How many lines in these entries contain the string "search"? Reply with the number alone.

━━━ Data provided ━━━

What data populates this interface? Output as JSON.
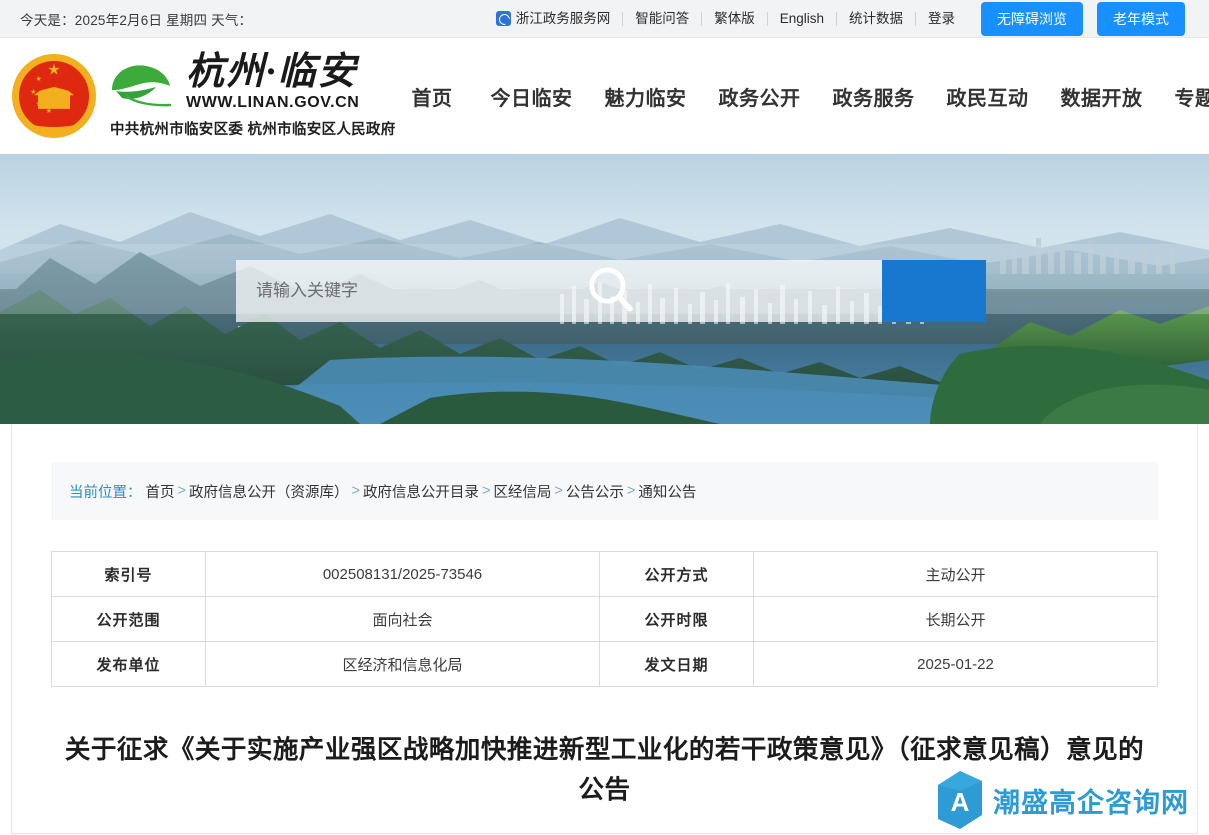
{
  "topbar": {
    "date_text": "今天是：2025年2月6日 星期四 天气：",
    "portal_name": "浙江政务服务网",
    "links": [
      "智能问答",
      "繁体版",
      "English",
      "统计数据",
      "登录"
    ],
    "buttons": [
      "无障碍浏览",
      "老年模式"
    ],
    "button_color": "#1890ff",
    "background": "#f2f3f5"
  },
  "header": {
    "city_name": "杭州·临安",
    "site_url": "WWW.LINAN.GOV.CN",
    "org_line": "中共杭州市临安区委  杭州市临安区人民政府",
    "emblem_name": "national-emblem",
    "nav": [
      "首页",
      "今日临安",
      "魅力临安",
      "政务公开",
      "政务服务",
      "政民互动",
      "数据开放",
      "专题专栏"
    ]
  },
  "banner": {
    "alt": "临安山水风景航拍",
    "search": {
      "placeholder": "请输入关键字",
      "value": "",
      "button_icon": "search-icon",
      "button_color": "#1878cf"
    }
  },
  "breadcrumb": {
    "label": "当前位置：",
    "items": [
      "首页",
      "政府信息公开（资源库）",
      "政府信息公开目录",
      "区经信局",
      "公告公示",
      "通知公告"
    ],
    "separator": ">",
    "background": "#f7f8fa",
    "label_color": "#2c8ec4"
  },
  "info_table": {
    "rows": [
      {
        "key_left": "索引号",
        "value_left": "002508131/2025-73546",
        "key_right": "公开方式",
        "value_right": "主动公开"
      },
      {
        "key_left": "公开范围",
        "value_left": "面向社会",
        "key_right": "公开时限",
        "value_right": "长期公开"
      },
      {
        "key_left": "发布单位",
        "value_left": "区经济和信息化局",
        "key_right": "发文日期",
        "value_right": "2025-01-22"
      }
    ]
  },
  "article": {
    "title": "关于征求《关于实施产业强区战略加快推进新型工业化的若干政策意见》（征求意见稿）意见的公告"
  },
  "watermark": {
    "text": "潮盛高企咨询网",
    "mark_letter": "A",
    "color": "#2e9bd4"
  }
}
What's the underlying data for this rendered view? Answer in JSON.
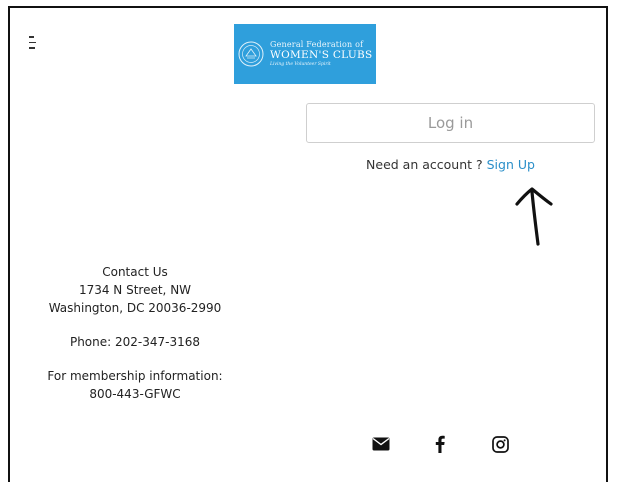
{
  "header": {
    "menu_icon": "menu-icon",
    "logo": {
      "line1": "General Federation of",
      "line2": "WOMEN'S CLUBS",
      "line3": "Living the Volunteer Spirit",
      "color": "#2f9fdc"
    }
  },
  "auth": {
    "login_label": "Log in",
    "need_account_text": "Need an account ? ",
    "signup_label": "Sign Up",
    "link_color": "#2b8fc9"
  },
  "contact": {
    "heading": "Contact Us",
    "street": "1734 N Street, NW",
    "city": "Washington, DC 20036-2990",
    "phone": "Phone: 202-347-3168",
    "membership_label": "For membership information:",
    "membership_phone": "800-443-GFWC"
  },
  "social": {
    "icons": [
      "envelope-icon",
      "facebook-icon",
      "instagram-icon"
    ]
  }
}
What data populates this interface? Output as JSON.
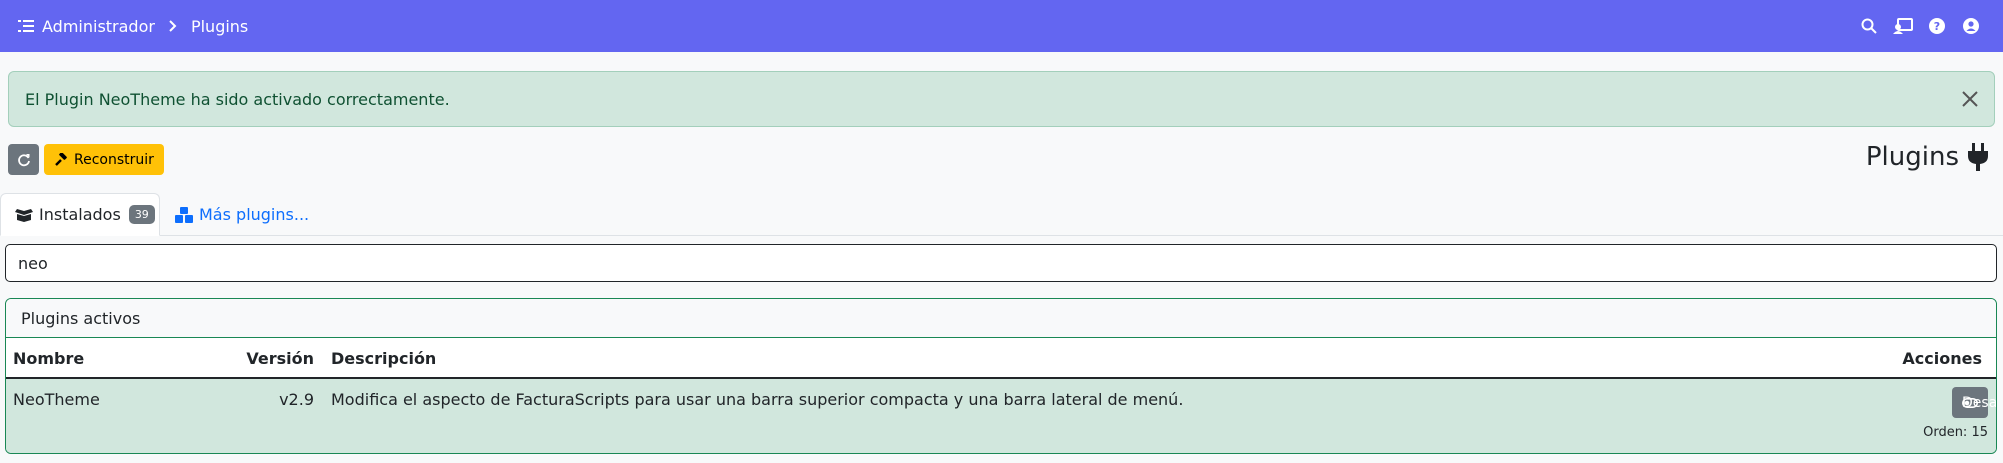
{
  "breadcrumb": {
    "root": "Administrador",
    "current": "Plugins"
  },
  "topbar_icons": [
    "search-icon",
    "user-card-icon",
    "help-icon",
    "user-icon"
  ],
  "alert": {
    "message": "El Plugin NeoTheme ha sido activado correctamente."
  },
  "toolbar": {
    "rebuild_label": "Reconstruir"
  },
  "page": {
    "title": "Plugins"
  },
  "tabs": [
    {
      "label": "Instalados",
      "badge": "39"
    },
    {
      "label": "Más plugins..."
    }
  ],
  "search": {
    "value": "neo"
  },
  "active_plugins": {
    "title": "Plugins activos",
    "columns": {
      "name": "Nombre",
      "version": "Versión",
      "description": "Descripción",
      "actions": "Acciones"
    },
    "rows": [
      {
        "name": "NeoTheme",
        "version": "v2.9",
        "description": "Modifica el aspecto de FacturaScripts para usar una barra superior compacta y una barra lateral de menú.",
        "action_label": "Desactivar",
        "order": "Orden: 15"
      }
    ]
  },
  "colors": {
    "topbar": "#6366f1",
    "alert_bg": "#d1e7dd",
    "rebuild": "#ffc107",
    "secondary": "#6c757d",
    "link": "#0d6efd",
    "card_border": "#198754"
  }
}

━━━

**Written reply**
4